**YOUR GOAL**
In the data below, give the number of lines that contain the word "title". Nothing else is needed.

# # # # #

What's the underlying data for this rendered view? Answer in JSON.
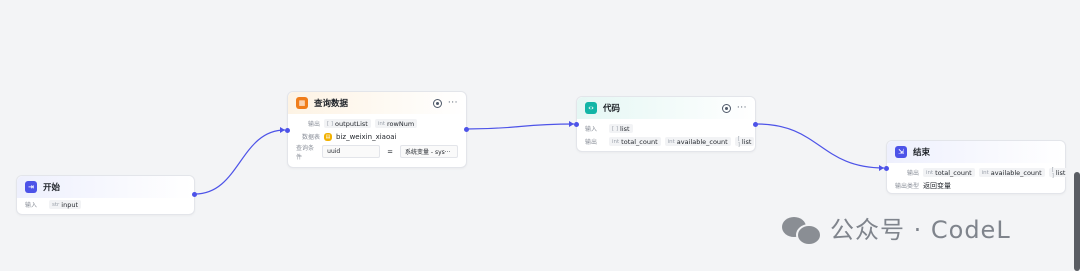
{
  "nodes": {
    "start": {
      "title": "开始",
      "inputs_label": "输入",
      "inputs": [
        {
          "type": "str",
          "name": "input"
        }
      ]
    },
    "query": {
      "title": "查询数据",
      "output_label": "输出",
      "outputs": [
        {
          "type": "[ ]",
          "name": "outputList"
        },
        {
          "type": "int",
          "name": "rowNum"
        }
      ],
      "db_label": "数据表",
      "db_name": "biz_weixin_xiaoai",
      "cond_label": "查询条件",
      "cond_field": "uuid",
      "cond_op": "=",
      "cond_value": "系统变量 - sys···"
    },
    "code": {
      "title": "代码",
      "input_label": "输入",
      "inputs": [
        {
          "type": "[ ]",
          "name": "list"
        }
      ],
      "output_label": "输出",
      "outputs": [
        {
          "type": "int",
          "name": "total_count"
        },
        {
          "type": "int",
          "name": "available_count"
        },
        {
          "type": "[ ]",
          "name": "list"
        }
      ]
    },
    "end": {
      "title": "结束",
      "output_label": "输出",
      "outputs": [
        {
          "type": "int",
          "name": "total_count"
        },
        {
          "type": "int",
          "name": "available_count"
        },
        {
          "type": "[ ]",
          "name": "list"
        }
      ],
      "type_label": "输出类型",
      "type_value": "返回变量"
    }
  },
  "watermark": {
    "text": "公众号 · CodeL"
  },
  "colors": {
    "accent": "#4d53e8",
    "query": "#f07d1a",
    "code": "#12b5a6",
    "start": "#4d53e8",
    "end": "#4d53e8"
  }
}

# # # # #

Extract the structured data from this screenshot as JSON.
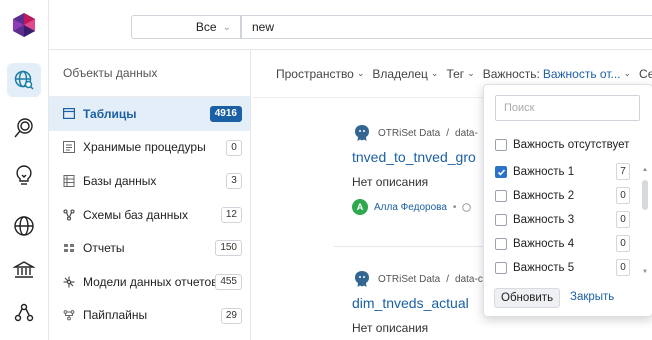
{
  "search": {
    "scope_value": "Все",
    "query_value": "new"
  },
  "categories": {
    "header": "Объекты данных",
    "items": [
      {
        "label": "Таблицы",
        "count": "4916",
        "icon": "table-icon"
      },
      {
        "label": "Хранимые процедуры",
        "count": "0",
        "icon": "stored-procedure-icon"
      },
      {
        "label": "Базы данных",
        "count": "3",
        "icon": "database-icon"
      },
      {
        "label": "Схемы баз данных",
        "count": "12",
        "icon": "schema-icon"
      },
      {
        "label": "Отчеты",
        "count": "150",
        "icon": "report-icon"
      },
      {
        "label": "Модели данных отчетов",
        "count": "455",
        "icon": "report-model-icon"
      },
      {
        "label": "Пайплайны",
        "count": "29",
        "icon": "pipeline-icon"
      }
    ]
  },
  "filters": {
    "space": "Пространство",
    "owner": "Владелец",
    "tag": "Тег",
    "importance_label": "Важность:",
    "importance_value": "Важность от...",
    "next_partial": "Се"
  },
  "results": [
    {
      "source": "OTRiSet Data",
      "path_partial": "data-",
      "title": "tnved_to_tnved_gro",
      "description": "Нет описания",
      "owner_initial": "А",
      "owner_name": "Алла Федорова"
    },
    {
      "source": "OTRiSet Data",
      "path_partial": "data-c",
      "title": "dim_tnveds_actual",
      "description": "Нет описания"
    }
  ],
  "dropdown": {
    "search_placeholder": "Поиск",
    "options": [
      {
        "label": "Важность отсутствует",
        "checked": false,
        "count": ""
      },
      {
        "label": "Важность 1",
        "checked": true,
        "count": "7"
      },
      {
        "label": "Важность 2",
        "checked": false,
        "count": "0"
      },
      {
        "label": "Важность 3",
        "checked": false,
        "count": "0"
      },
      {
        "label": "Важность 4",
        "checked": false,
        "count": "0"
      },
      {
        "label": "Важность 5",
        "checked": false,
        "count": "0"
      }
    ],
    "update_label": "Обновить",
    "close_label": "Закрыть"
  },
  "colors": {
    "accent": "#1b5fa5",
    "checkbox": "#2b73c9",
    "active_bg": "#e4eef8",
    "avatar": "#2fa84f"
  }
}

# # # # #

**RESULT OF THIS EXERCISE**
6